It was not sufficient for him (Schofield) to abandon his command in the face of the enemy in the fall of 1862, but, after I had labored under every disadvantage to save their reputation, and had succeeded in making a successful campaign, successively defeating and destroying a rebel force three time my number, he returned to the field only to commence an unjustifiable and wanton crusade against me, personally, for no other reason that I can conceive than because I punished traitors; and, further-more, when, through some strange influence, difficult to be understood by th true friends of the Government and administration, he is placed in command of the Department of the Missouri, he continues to pursue his malignity by endeavoring to have the small command under me upon his malignity be endeavoring to have the small command under me upon the Arkansas River destroyed and cut to pieces while struggling with an enemy three times their number, and for no other reason than to justify his personal hatred toward me, while at the same time he sends his smelling committees into my camp as spies upon my actions, while with all the available force of my command I was in pursuit of the enemy, although prostrated by sickness as well as being in the face of the enemy, and at the risk of my life from disease, prosecuting the only active military operations in his department.

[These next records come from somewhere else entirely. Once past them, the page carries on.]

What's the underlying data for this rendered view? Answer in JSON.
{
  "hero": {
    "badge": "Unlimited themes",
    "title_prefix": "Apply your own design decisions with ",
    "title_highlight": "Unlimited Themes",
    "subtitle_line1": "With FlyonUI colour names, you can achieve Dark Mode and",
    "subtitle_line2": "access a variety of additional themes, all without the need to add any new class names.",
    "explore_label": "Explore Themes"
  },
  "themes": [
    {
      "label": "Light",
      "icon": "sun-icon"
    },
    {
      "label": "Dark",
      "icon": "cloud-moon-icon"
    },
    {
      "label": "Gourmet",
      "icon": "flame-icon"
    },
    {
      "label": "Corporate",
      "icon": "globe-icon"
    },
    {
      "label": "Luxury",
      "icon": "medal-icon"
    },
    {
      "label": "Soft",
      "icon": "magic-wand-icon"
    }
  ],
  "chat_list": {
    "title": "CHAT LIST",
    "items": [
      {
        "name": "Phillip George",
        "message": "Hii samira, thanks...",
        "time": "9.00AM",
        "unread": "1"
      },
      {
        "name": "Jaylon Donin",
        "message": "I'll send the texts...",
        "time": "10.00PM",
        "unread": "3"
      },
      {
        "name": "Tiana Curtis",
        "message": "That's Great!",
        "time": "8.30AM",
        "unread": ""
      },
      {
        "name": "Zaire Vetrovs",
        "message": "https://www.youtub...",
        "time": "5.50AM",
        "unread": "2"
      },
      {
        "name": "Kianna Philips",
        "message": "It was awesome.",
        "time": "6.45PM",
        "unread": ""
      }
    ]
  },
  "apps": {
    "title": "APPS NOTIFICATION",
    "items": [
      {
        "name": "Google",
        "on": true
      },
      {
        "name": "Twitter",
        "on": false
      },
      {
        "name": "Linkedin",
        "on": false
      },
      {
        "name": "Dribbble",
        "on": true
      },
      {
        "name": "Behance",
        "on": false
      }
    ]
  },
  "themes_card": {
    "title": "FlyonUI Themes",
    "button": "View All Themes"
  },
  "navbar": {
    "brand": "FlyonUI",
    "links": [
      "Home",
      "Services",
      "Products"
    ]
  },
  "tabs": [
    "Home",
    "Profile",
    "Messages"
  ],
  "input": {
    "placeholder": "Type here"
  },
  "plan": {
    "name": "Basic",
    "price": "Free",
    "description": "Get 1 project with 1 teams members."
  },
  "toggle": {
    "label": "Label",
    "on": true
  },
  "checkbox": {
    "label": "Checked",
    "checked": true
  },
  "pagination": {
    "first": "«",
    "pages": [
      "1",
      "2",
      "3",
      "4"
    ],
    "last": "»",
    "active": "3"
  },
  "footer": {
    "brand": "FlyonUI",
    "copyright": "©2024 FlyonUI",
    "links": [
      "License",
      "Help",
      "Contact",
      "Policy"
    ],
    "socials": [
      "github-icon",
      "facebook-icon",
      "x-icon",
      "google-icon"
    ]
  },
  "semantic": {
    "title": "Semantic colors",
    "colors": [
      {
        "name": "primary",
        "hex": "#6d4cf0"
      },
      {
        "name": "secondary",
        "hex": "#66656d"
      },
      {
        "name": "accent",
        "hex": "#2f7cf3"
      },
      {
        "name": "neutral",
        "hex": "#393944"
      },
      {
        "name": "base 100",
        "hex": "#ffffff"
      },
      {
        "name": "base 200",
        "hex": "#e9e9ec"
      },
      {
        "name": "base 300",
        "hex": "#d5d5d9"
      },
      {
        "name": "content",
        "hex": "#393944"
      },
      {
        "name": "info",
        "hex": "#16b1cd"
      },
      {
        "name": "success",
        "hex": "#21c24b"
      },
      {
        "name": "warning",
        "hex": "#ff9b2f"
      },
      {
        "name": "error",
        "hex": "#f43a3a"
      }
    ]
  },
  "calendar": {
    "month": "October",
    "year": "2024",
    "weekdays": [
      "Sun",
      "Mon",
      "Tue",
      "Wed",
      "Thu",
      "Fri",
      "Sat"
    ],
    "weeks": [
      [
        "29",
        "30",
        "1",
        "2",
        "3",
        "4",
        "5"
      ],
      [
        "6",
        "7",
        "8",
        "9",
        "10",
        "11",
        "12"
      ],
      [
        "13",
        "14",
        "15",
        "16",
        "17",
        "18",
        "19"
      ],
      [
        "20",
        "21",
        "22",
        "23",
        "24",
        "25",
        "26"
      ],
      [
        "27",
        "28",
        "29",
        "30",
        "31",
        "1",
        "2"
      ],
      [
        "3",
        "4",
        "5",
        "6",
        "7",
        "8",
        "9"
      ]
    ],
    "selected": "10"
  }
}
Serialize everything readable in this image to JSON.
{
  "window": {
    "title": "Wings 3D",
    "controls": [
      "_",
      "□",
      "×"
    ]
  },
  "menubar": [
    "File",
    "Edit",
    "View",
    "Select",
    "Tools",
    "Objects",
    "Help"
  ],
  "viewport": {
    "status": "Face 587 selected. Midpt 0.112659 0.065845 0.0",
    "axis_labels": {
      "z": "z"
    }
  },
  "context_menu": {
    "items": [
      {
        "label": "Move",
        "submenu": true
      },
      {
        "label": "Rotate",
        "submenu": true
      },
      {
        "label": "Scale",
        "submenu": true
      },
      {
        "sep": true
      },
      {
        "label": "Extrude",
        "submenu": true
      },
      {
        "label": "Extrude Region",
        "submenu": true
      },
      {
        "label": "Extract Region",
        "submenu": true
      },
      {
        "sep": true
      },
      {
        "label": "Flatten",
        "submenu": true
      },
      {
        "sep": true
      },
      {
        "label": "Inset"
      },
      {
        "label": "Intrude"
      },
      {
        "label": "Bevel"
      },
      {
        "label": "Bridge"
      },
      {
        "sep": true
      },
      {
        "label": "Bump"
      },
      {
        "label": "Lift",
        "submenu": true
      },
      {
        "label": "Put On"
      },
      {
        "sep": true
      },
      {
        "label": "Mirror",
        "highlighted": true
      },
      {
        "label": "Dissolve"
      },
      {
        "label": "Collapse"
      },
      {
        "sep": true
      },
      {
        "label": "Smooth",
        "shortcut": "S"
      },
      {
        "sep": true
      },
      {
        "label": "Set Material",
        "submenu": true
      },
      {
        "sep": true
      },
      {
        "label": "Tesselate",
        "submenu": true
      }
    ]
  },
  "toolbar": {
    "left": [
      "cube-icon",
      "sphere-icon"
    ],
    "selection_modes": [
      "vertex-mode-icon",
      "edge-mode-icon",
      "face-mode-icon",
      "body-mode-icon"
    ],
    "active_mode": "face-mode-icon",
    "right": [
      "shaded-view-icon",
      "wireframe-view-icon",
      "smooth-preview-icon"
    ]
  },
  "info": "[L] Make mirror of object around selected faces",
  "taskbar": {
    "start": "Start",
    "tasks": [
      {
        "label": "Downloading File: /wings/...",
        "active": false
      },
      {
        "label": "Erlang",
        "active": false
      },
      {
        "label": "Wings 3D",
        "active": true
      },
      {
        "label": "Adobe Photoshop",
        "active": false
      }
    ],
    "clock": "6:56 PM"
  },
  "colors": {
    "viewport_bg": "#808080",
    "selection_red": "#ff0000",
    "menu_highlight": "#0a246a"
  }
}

A majority of these smelling gentlemen were drunken vagabonds, while at least two of the number are known to have received bribes while in the discharge of their official duties. Their slanders upon the Army of the Frontier, gotten up in pursuance of the preconcerted programme at Saint Louis, receive, as they merit, the just contempt of every soldier composing it.

My time has been hitherto too much occupied with the armed enemies